- [What to work on] What lines in the following entries hold the word "color"? Copy each one.
#### Extracted information
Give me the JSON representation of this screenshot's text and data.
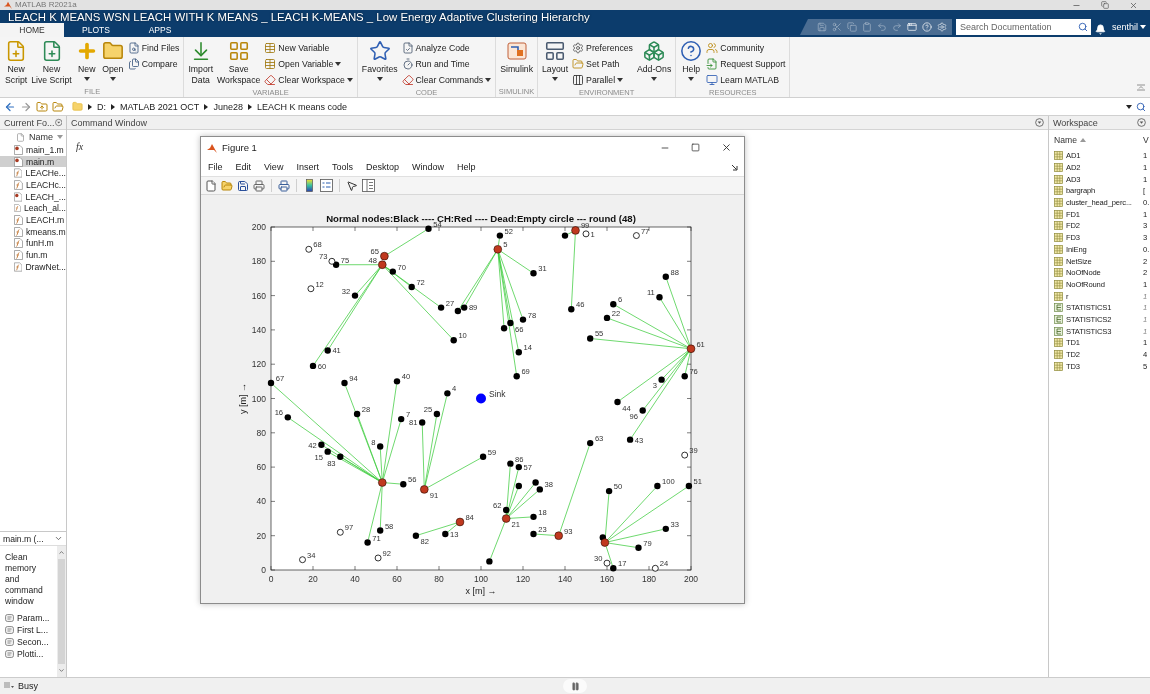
{
  "window": {
    "title": "MATLAB R2021a"
  },
  "video": {
    "title": "LEACH K MEANS WSN LEACH WITH K MEANS _ LEACH K-MEANS _ Low Energy Adaptive Clustering Hierarchy"
  },
  "tabs": [
    {
      "label": "HOME",
      "selected": true
    },
    {
      "label": "PLOTS",
      "selected": false
    },
    {
      "label": "APPS",
      "selected": false
    }
  ],
  "search": {
    "placeholder": "Search Documentation"
  },
  "user": {
    "name": "senthil"
  },
  "toolstrip": {
    "sections": [
      {
        "label": "FILE",
        "columns": [
          {
            "kind": "large",
            "label": "New\nScript",
            "menu": false
          },
          {
            "kind": "large",
            "label": "New\nLive Script",
            "menu": false
          },
          {
            "kind": "large",
            "label": "New",
            "menu": true
          },
          {
            "kind": "large",
            "label": "Open",
            "menu": true
          },
          {
            "kind": "stack",
            "buttons": [
              {
                "label": "Find Files",
                "menu": false
              },
              {
                "label": "Compare",
                "menu": false
              }
            ]
          }
        ]
      },
      {
        "label": "VARIABLE",
        "columns": [
          {
            "kind": "large",
            "label": "Import\nData",
            "menu": false
          },
          {
            "kind": "large",
            "label": "Save\nWorkspace",
            "menu": false
          },
          {
            "kind": "stack",
            "buttons": [
              {
                "label": "New Variable",
                "menu": false
              },
              {
                "label": "Open Variable",
                "menu": true
              },
              {
                "label": "Clear Workspace",
                "menu": true
              }
            ]
          }
        ]
      },
      {
        "label": "CODE",
        "columns": [
          {
            "kind": "large",
            "label": "Favorites",
            "menu": true
          },
          {
            "kind": "stack",
            "buttons": [
              {
                "label": "Analyze Code",
                "menu": false
              },
              {
                "label": "Run and Time",
                "menu": false
              },
              {
                "label": "Clear Commands",
                "menu": true
              }
            ]
          }
        ]
      },
      {
        "label": "SIMULINK",
        "columns": [
          {
            "kind": "large",
            "label": "Simulink",
            "menu": false
          }
        ]
      },
      {
        "label": "ENVIRONMENT",
        "columns": [
          {
            "kind": "large",
            "label": "Layout",
            "menu": true
          },
          {
            "kind": "stack",
            "buttons": [
              {
                "label": "Preferences",
                "menu": false
              },
              {
                "label": "Set Path",
                "menu": false
              },
              {
                "label": "Parallel",
                "menu": true
              }
            ]
          },
          {
            "kind": "large",
            "label": "Add-Ons",
            "menu": true
          }
        ]
      },
      {
        "label": "RESOURCES",
        "columns": [
          {
            "kind": "large",
            "label": "Help",
            "menu": true
          },
          {
            "kind": "stack",
            "buttons": [
              {
                "label": "Community",
                "menu": false
              },
              {
                "label": "Request Support",
                "menu": false
              },
              {
                "label": "Learn MATLAB",
                "menu": false
              }
            ]
          }
        ]
      }
    ]
  },
  "address_bar": {
    "path": [
      "D:",
      "MATLAB 2021 OCT",
      "June28",
      "LEACH K means code"
    ]
  },
  "current_folder": {
    "title": "Current Fo...",
    "column": "Name",
    "files": [
      {
        "name": "main_1.m",
        "kind": "script",
        "selected": false
      },
      {
        "name": "main.m",
        "kind": "script",
        "selected": true
      },
      {
        "name": "LEACHe...",
        "kind": "function",
        "selected": false
      },
      {
        "name": "LEACHc...",
        "kind": "function",
        "selected": false
      },
      {
        "name": "LEACH_...",
        "kind": "script",
        "selected": false
      },
      {
        "name": "Leach_al...",
        "kind": "function",
        "selected": false
      },
      {
        "name": "LEACH.m",
        "kind": "function",
        "selected": false
      },
      {
        "name": "kmeans.m",
        "kind": "function",
        "selected": false
      },
      {
        "name": "funH.m",
        "kind": "function",
        "selected": false
      },
      {
        "name": "fun.m",
        "kind": "function",
        "selected": false
      },
      {
        "name": "DrawNet...",
        "kind": "function",
        "selected": false
      }
    ],
    "details": {
      "title": "main.m (...",
      "description": "Clean memory and command window",
      "sections": [
        "Param...",
        "First L...",
        "Secon...",
        "Plotti..."
      ]
    }
  },
  "command_window": {
    "title": "Command Window",
    "prompt": "fx"
  },
  "figure": {
    "title": "Figure 1",
    "menu": [
      "File",
      "Edit",
      "View",
      "Insert",
      "Tools",
      "Desktop",
      "Window",
      "Help"
    ],
    "chart_data": {
      "type": "scatter",
      "title": "Normal nodes:Black ---- CH:Red ---- Dead:Empty circle --- round (48)",
      "xlabel": "x [m] →",
      "ylabel": "y [m] →",
      "xlim": [
        0,
        200
      ],
      "ylim": [
        0,
        200
      ],
      "xticks": [
        0,
        20,
        40,
        60,
        80,
        100,
        120,
        140,
        160,
        180,
        200
      ],
      "yticks": [
        0,
        20,
        40,
        60,
        80,
        100,
        120,
        140,
        160,
        180,
        200
      ],
      "series": [
        {
          "color": "#000000",
          "x": [
            31,
            58,
            40,
            67,
            75,
            81,
            89,
            92,
            87,
            27,
            20,
            0,
            35,
            60,
            84,
            8,
            41,
            62,
            72,
            79,
            109,
            125,
            114,
            111,
            120,
            118,
            117,
            140,
            188,
            185,
            163,
            143,
            160,
            152,
            186,
            197,
            165,
            177,
            24,
            27,
            33,
            52,
            101,
            114,
            118,
            152,
            171,
            63,
            161,
            184,
            199,
            128,
            126,
            118,
            112,
            125,
            83,
            69,
            52,
            46,
            125,
            188,
            175,
            163,
            158,
            104
          ],
          "values": [
            178,
            174,
            160,
            165,
            199,
            153,
            151,
            153,
            134,
            128,
            119,
            109,
            109,
            110,
            103,
            89,
            91,
            88,
            86,
            91,
            195,
            173,
            144,
            141,
            146,
            127,
            113,
            195,
            171,
            159,
            155,
            152,
            147,
            135,
            111,
            113,
            98,
            93,
            73,
            69,
            66,
            72,
            66,
            62,
            60,
            74,
            76,
            50,
            46,
            49,
            49,
            47,
            51,
            49,
            35,
            31,
            21,
            20,
            23,
            16,
            21,
            24,
            13,
            1,
            19,
            5
          ]
        },
        {
          "color": "#c0391f",
          "x": [
            54,
            53,
            108,
            145,
            200,
            53,
            73,
            112,
            90,
            137,
            159
          ],
          "values": [
            183,
            178,
            187,
            198,
            129,
            51,
            47,
            30,
            28,
            20,
            16
          ]
        },
        {
          "color": "#000000",
          "x": [
            18,
            29,
            19,
            150,
            174,
            197,
            33,
            51,
            160,
            183,
            15
          ],
          "values": [
            187,
            180,
            164,
            196,
            195,
            67,
            22,
            7,
            4,
            1,
            6
          ]
        },
        {
          "color": "#0000ff",
          "x": [
            100
          ],
          "values": [
            100
          ]
        }
      ],
      "annotations": [
        {
          "x": 31,
          "y": 178,
          "text": "75"
        },
        {
          "x": 58,
          "y": 174,
          "text": "70"
        },
        {
          "x": 40,
          "y": 160,
          "text": "32"
        },
        {
          "x": 67,
          "y": 165,
          "text": "72"
        },
        {
          "x": 75,
          "y": 199,
          "text": "54"
        },
        {
          "x": 81,
          "y": 153,
          "text": "27"
        },
        {
          "x": 92,
          "y": 153,
          "text": "89"
        },
        {
          "x": 87,
          "y": 134,
          "text": "10"
        },
        {
          "x": 27,
          "y": 128,
          "text": "41"
        },
        {
          "x": 20,
          "y": 119,
          "text": "60"
        },
        {
          "x": 0,
          "y": 109,
          "text": "67"
        },
        {
          "x": 35,
          "y": 109,
          "text": "94"
        },
        {
          "x": 60,
          "y": 110,
          "text": "40"
        },
        {
          "x": 84,
          "y": 103,
          "text": "4"
        },
        {
          "x": 8,
          "y": 89,
          "text": "16"
        },
        {
          "x": 41,
          "y": 91,
          "text": "28"
        },
        {
          "x": 62,
          "y": 88,
          "text": "7"
        },
        {
          "x": 72,
          "y": 86,
          "text": "81"
        },
        {
          "x": 79,
          "y": 91,
          "text": "25"
        },
        {
          "x": 109,
          "y": 195,
          "text": "52"
        },
        {
          "x": 125,
          "y": 173,
          "text": "31"
        },
        {
          "x": 114,
          "y": 144,
          "text": "66"
        },
        {
          "x": 120,
          "y": 146,
          "text": "78"
        },
        {
          "x": 118,
          "y": 127,
          "text": "14"
        },
        {
          "x": 117,
          "y": 113,
          "text": "69"
        },
        {
          "x": 188,
          "y": 171,
          "text": "88"
        },
        {
          "x": 185,
          "y": 159,
          "text": "11"
        },
        {
          "x": 163,
          "y": 155,
          "text": "6"
        },
        {
          "x": 143,
          "y": 152,
          "text": "46"
        },
        {
          "x": 160,
          "y": 147,
          "text": "22"
        },
        {
          "x": 152,
          "y": 135,
          "text": "55"
        },
        {
          "x": 186,
          "y": 111,
          "text": "3"
        },
        {
          "x": 197,
          "y": 113,
          "text": "76"
        },
        {
          "x": 165,
          "y": 98,
          "text": "44"
        },
        {
          "x": 177,
          "y": 93,
          "text": "96"
        },
        {
          "x": 24,
          "y": 73,
          "text": "42"
        },
        {
          "x": 27,
          "y": 69,
          "text": "15"
        },
        {
          "x": 33,
          "y": 66,
          "text": "83"
        },
        {
          "x": 52,
          "y": 72,
          "text": "8"
        },
        {
          "x": 101,
          "y": 66,
          "text": "59"
        },
        {
          "x": 114,
          "y": 62,
          "text": "86"
        },
        {
          "x": 118,
          "y": 60,
          "text": "57"
        },
        {
          "x": 152,
          "y": 74,
          "text": "63"
        },
        {
          "x": 171,
          "y": 76,
          "text": "43"
        },
        {
          "x": 63,
          "y": 50,
          "text": "56"
        },
        {
          "x": 161,
          "y": 46,
          "text": "50"
        },
        {
          "x": 184,
          "y": 49,
          "text": "100"
        },
        {
          "x": 199,
          "y": 49,
          "text": "51"
        },
        {
          "x": 128,
          "y": 47,
          "text": "38"
        },
        {
          "x": 112,
          "y": 35,
          "text": "62"
        },
        {
          "x": 125,
          "y": 31,
          "text": "18"
        },
        {
          "x": 83,
          "y": 21,
          "text": "13"
        },
        {
          "x": 69,
          "y": 20,
          "text": "82"
        },
        {
          "x": 52,
          "y": 23,
          "text": "58"
        },
        {
          "x": 46,
          "y": 16,
          "text": "71"
        },
        {
          "x": 125,
          "y": 21,
          "text": "23"
        },
        {
          "x": 188,
          "y": 24,
          "text": "33"
        },
        {
          "x": 175,
          "y": 13,
          "text": "79"
        },
        {
          "x": 163,
          "y": 1,
          "text": "17"
        },
        {
          "x": 54,
          "y": 183,
          "text": "65"
        },
        {
          "x": 53,
          "y": 178,
          "text": "48"
        },
        {
          "x": 108,
          "y": 187,
          "text": "5"
        },
        {
          "x": 145,
          "y": 198,
          "text": "99"
        },
        {
          "x": 200,
          "y": 129,
          "text": "61"
        },
        {
          "x": 73,
          "y": 47,
          "text": "91"
        },
        {
          "x": 112,
          "y": 30,
          "text": "21"
        },
        {
          "x": 90,
          "y": 28,
          "text": "84"
        },
        {
          "x": 137,
          "y": 20,
          "text": "93"
        },
        {
          "x": 18,
          "y": 187,
          "text": "68"
        },
        {
          "x": 29,
          "y": 180,
          "text": "73"
        },
        {
          "x": 19,
          "y": 164,
          "text": "12"
        },
        {
          "x": 150,
          "y": 196,
          "text": "1"
        },
        {
          "x": 174,
          "y": 195,
          "text": "77"
        },
        {
          "x": 197,
          "y": 67,
          "text": "39"
        },
        {
          "x": 33,
          "y": 22,
          "text": "97"
        },
        {
          "x": 51,
          "y": 7,
          "text": "92"
        },
        {
          "x": 160,
          "y": 4,
          "text": "30"
        },
        {
          "x": 183,
          "y": 1,
          "text": "24"
        },
        {
          "x": 15,
          "y": 6,
          "text": "34"
        },
        {
          "x": 100,
          "y": 100,
          "text": "Sink"
        }
      ]
    }
  },
  "workspace": {
    "title": "Workspace",
    "columns": [
      "Name",
      "V"
    ],
    "variables": [
      {
        "name": "AD1",
        "value": "1",
        "kind": "matrix",
        "dimmed": false
      },
      {
        "name": "AD2",
        "value": "1",
        "kind": "matrix",
        "dimmed": false
      },
      {
        "name": "AD3",
        "value": "1",
        "kind": "matrix",
        "dimmed": false
      },
      {
        "name": "bargraph",
        "value": "[",
        "kind": "matrix",
        "dimmed": false
      },
      {
        "name": "cluster_head_perc...",
        "value": "0.",
        "kind": "matrix",
        "dimmed": false
      },
      {
        "name": "FD1",
        "value": "1",
        "kind": "matrix",
        "dimmed": false
      },
      {
        "name": "FD2",
        "value": "3",
        "kind": "matrix",
        "dimmed": false
      },
      {
        "name": "FD3",
        "value": "3",
        "kind": "matrix",
        "dimmed": false
      },
      {
        "name": "IniEng",
        "value": "0.",
        "kind": "matrix",
        "dimmed": false
      },
      {
        "name": "NetSize",
        "value": "2",
        "kind": "matrix",
        "dimmed": false
      },
      {
        "name": "NoOfNode",
        "value": "2",
        "kind": "matrix",
        "dimmed": false
      },
      {
        "name": "NoOfRound",
        "value": "1",
        "kind": "matrix",
        "dimmed": false
      },
      {
        "name": "r",
        "value": "1",
        "kind": "matrix",
        "dimmed": true
      },
      {
        "name": "STATISTICS1",
        "value": "1",
        "kind": "struct",
        "dimmed": true
      },
      {
        "name": "STATISTICS2",
        "value": "1",
        "kind": "struct",
        "dimmed": true
      },
      {
        "name": "STATISTICS3",
        "value": "1",
        "kind": "struct",
        "dimmed": true
      },
      {
        "name": "TD1",
        "value": "1",
        "kind": "matrix",
        "dimmed": false
      },
      {
        "name": "TD2",
        "value": "4",
        "kind": "matrix",
        "dimmed": false
      },
      {
        "name": "TD3",
        "value": "5",
        "kind": "matrix",
        "dimmed": false
      }
    ]
  },
  "status_bar": {
    "text": "Busy"
  }
}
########
- [Result of the exercise]
          "color": "#000000",
          "color": "#c0391f",
          "color": "#000000",
          "color": "#0000ff",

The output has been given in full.